Tyson Chandler has been a ravenous beast in his last few games. Chandler makes the most of a very limited skill set on offense. Though his effective range on offense is about five feet away from the basket, he’s still one of the most effective roll men in the league. He’s also the Knicks’ best rebounder, especially on offense, and their most important defender, allowing New York to leave Jason Kidd on the floor for extended stretches. After putting on a clinic in offensive efficiency last year, Chandler’s field goal percentage is even higher this year. He will be mainly be occupied Thursday with corralling Dwight Howard, in an increasingly rare matchup of great centers. Chandler has been a step slower on defense this year, but it looks like he is in for another terrific year.
What to Watch For
The Lakers are the most prolific team in the league when it comes to getting to the line. Sounds great, right? The problem is, Dwight Howard accounts for about a third of their free throw attempts and they are not among his many talents. The Knicks’ aren’t a particularly foul-prone team, and they certainly don’t want Tyson Chandler sitting any more than they can help, but it will be interesting if they will ask some of the guys on the far end of the bench to use their fouls on Howard. While the Knicks shoot threes like a Mike D’Antoni team, they don’t run like one, and sending Howard to the line is an easy way to slow the game down. If you haven’t heard the phrase “Ball don’t lie” before, this game may be a good introduction.
A big reason the Knicks have been so successful is that they consistently win the turnover battle. They take care of the ball better than anyone else in the league, and they force turnovers at a pretty good clip, too. The Lakers are just the opposite. They cough the ball up a lot, and they don’t get a lot of takeaways. One or both of those things will have to change if the Lakers are going to win.
A third thing to look for is the size matchup.

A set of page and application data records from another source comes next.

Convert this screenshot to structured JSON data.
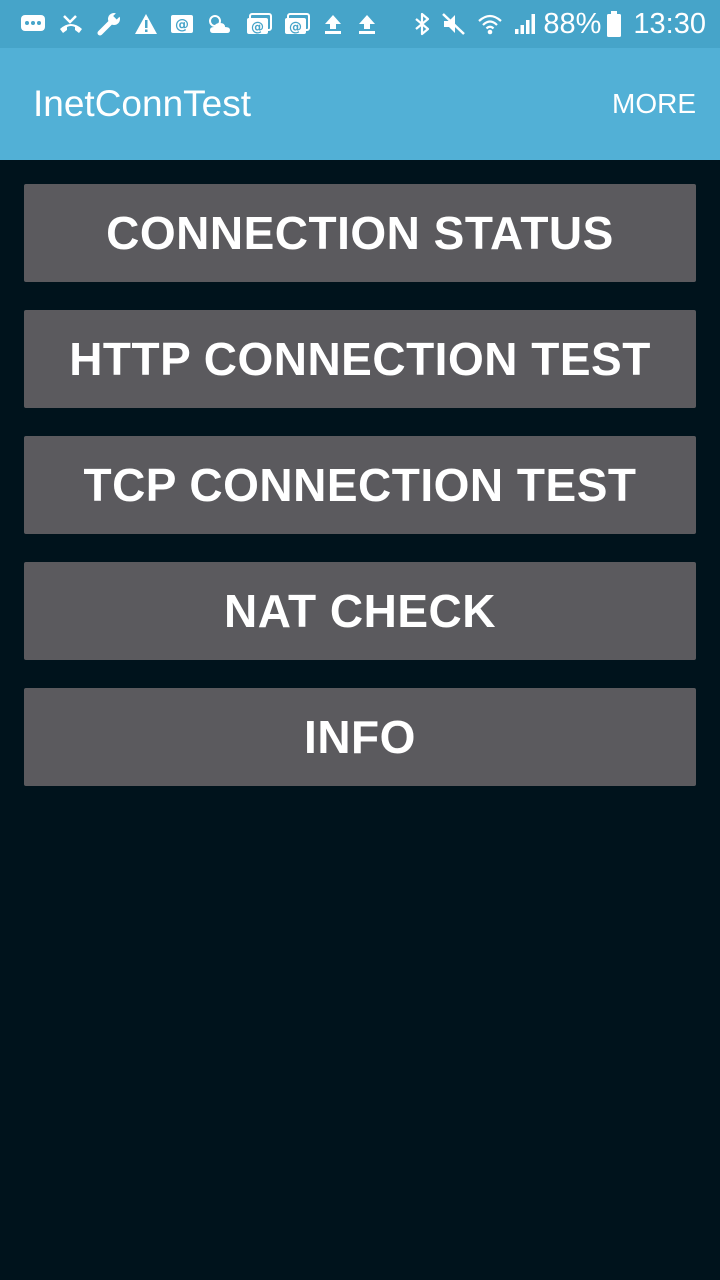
{
  "status_bar": {
    "left_icons": [
      "message-icon",
      "missed-call-icon",
      "wrench-icon",
      "warning-icon",
      "email-icon",
      "weather-icon",
      "email-icon",
      "email-icon",
      "upload-icon",
      "upload-icon"
    ],
    "right_icons": [
      "bluetooth-icon",
      "mute-icon",
      "wifi-icon",
      "signal-icon",
      "battery-icon"
    ],
    "battery": "88%",
    "time": "13:30"
  },
  "app_bar": {
    "title": "InetConnTest",
    "more_label": "MORE"
  },
  "menu": {
    "items": [
      {
        "label": "CONNECTION STATUS"
      },
      {
        "label": "HTTP CONNECTION TEST"
      },
      {
        "label": "TCP CONNECTION TEST"
      },
      {
        "label": "NAT CHECK"
      },
      {
        "label": "INFO"
      }
    ]
  },
  "colors": {
    "status_bar": "#46a4c9",
    "app_bar": "#52b0d6",
    "background": "#00131c",
    "button": "#5b5a5e",
    "text": "#ffffff"
  }
}
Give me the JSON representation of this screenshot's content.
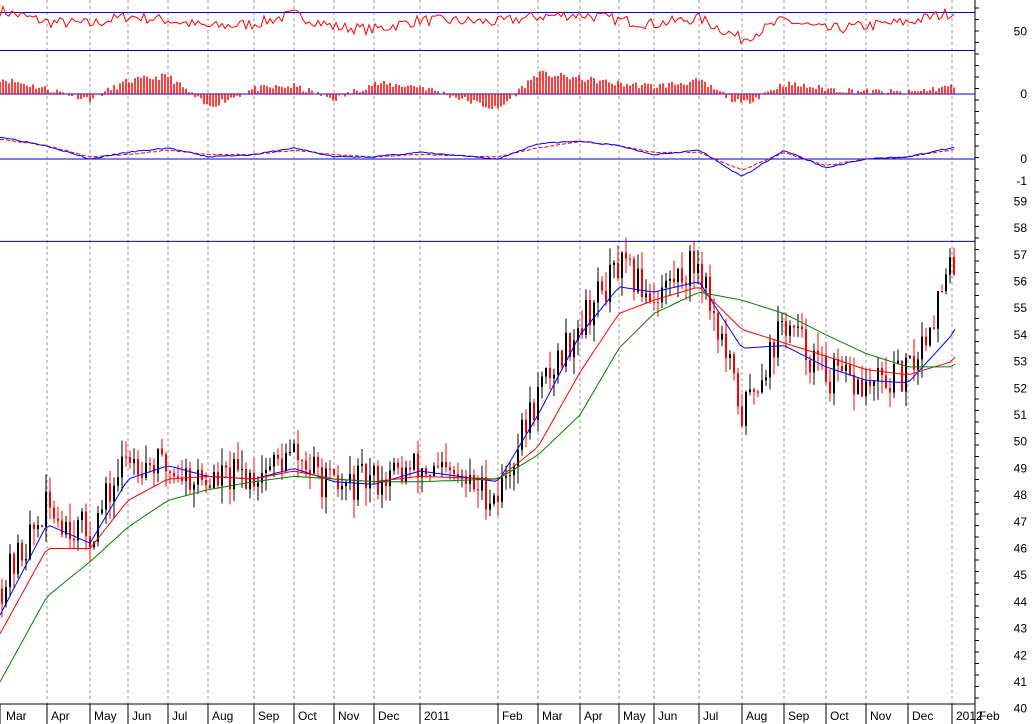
{
  "colors": {
    "background": "#ffffff",
    "grid": "#9a9a9a",
    "reference_line": "#0000cc",
    "up_candle": "#000000",
    "down_candle": "#ff0000",
    "ma_fast": "#0000ff",
    "ma_mid": "#ff0000",
    "ma_slow": "#008000",
    "oscillator": "#ff0000",
    "histogram": "#ff0000",
    "macd_line": "#0000ff",
    "signal_line": "#ff0000"
  },
  "chart_data": [
    {
      "type": "line",
      "panel": "oscillator",
      "y_tick_labels": [
        "50"
      ],
      "reference_levels": [
        70,
        30
      ],
      "ylim": [
        20,
        80
      ],
      "series": [
        {
          "values_by_month": [
            "Mar",
            "Apr",
            "May",
            "Jun",
            "Jul",
            "Aug",
            "Sep",
            "Oct",
            "Nov",
            "Dec",
            "2011",
            "Feb",
            "Mar",
            "Apr",
            "May",
            "Jun",
            "Jul",
            "Aug",
            "Sep",
            "Oct",
            "Nov",
            "Dec",
            "2012",
            "Feb"
          ],
          "values": [
            72,
            60,
            58,
            66,
            62,
            55,
            58,
            68,
            55,
            52,
            62,
            60,
            66,
            68,
            62,
            58,
            64,
            42,
            62,
            52,
            56,
            60,
            70,
            62
          ]
        }
      ]
    },
    {
      "type": "bar",
      "panel": "histogram",
      "y_tick_labels": [
        "0"
      ],
      "ylim": [
        -1,
        1
      ],
      "categories": [
        "Mar",
        "Apr",
        "May",
        "Jun",
        "Jul",
        "Aug",
        "Sep",
        "Oct",
        "Nov",
        "Dec",
        "2011",
        "Feb",
        "Mar",
        "Apr",
        "May",
        "Jun",
        "Jul",
        "Aug",
        "Sep",
        "Oct",
        "Nov",
        "Dec",
        "2012",
        "Feb"
      ],
      "values": [
        0.6,
        0.2,
        -0.2,
        0.5,
        0.7,
        -0.5,
        0.2,
        0.3,
        -0.2,
        0.4,
        0.3,
        -0.6,
        0.8,
        0.6,
        0.4,
        0.3,
        0.5,
        -0.4,
        0.4,
        0.2,
        0.1,
        0.05,
        0.3,
        0.2
      ]
    },
    {
      "type": "line",
      "panel": "macd",
      "y_tick_labels": [
        "0",
        "-1"
      ],
      "ylim": [
        -1.4,
        1.4
      ],
      "x": [
        "Mar",
        "Apr",
        "May",
        "Jun",
        "Jul",
        "Aug",
        "Sep",
        "Oct",
        "Nov",
        "Dec",
        "2011",
        "Feb",
        "Mar",
        "Apr",
        "May",
        "Jun",
        "Jul",
        "Aug",
        "Sep",
        "Oct",
        "Nov",
        "Dec",
        "2012",
        "Feb"
      ],
      "series": [
        {
          "values": [
            1.0,
            0.6,
            0.0,
            0.3,
            0.5,
            0.1,
            0.2,
            0.5,
            0.1,
            0.1,
            0.3,
            0.0,
            0.7,
            0.8,
            0.6,
            0.2,
            0.4,
            -0.8,
            0.4,
            -0.4,
            0.0,
            0.1,
            0.5,
            0.9
          ]
        },
        {
          "values": [
            0.9,
            0.6,
            0.1,
            0.2,
            0.4,
            0.2,
            0.2,
            0.4,
            0.2,
            0.1,
            0.2,
            0.1,
            0.5,
            0.8,
            0.6,
            0.3,
            0.3,
            -0.5,
            0.3,
            -0.3,
            0.0,
            0.1,
            0.4,
            0.8
          ]
        }
      ]
    },
    {
      "type": "line",
      "panel": "price",
      "ylim": [
        40,
        59
      ],
      "y_tick_labels": [
        "59",
        "58",
        "57",
        "56",
        "55",
        "54",
        "53",
        "52",
        "51",
        "50",
        "49",
        "48",
        "47",
        "46",
        "45",
        "44",
        "43",
        "42",
        "41",
        "40"
      ],
      "x_tick_labels": [
        "Mar",
        "Apr",
        "May",
        "Jun",
        "Jul",
        "Aug",
        "Sep",
        "Oct",
        "Nov",
        "Dec",
        "2011",
        "Feb",
        "Mar",
        "Apr",
        "May",
        "Jun",
        "Jul",
        "Aug",
        "Sep",
        "Oct",
        "Nov",
        "Dec",
        "2012",
        "Feb"
      ],
      "reference_levels": [
        57.5
      ],
      "series": [
        {
          "style": "candlestick",
          "values": [
            44.5,
            47.5,
            46.5,
            49.5,
            49.0,
            48.5,
            48.8,
            49.5,
            48.2,
            48.6,
            49.0,
            48.0,
            51.8,
            54.5,
            56.5,
            55.5,
            56.8,
            51.0,
            54.5,
            52.5,
            52.0,
            52.5,
            56.5,
            57.0
          ]
        },
        {
          "values": [
            43.5,
            46.9,
            46.2,
            48.6,
            49.1,
            48.7,
            48.6,
            49.0,
            48.5,
            48.4,
            48.9,
            48.5,
            51.0,
            54.0,
            55.8,
            55.6,
            56.0,
            53.5,
            53.6,
            52.8,
            52.3,
            52.2,
            54.0,
            55.6
          ]
        },
        {
          "values": [
            42.8,
            46.0,
            46.0,
            47.8,
            48.6,
            48.7,
            48.6,
            48.9,
            48.6,
            48.5,
            48.7,
            48.6,
            49.8,
            52.6,
            54.8,
            55.3,
            55.8,
            54.2,
            53.7,
            53.2,
            52.7,
            52.5,
            53.0,
            54.3
          ]
        },
        {
          "values": [
            41.0,
            44.2,
            45.5,
            46.8,
            47.8,
            48.2,
            48.5,
            48.7,
            48.6,
            48.5,
            48.5,
            48.6,
            49.5,
            51.0,
            53.5,
            54.8,
            55.6,
            55.3,
            54.8,
            54.0,
            53.3,
            52.8,
            52.8,
            53.6
          ]
        }
      ]
    }
  ]
}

The Knicks have been playing Carmelo Anthony at the four, and it will be interesting to see whether Mike D’Antoni assigns Metta World Peace or Pau Gasol, if healthy, to defend him.
Why Else Should I Watch?
To see how much jawing takes place between Kobe Bryant and Spike Lee. And of course, to see America’s Sweetheart, Rasheed Wallace.
TNT, 8 p.m. eastern time
League Pass Bonus Game
Memphis Grizzlies at Utah Jazz, Saturday, 9 p.m. eastern time. The Jazz have been surprisingly decent, and how often do you get to see two big teams match up?
There is no rest for the Fantasy Nomad or the good people over at RotoInfo. The fantasy season never ends and they work tirelessly to keep the best fantasy basketball content coming on a regular basis. This weekend, I was invited to join Michael Pichan (@FantasyNomad) on his podcast, and we discussed the good, the bad, and the ugly approaching the quarter mark in the NBA season. Wondering what to do with Dwight Howard and his free throw struggles? Maybe you roster a few young studs and are wondering where their value is headed. What happens to Pau Gasol’s fantasy value if he is dealt? Who has earned the nickname “The Big Frustration”? Those questions, and many more, are answered in this podcast. And if we didn’t touch on a pressing question for your specific team, tweet him (@FantasyNomad) or myself (@unSOPable23) or check out RotoInfo for the most up to date information on every player in the NBA.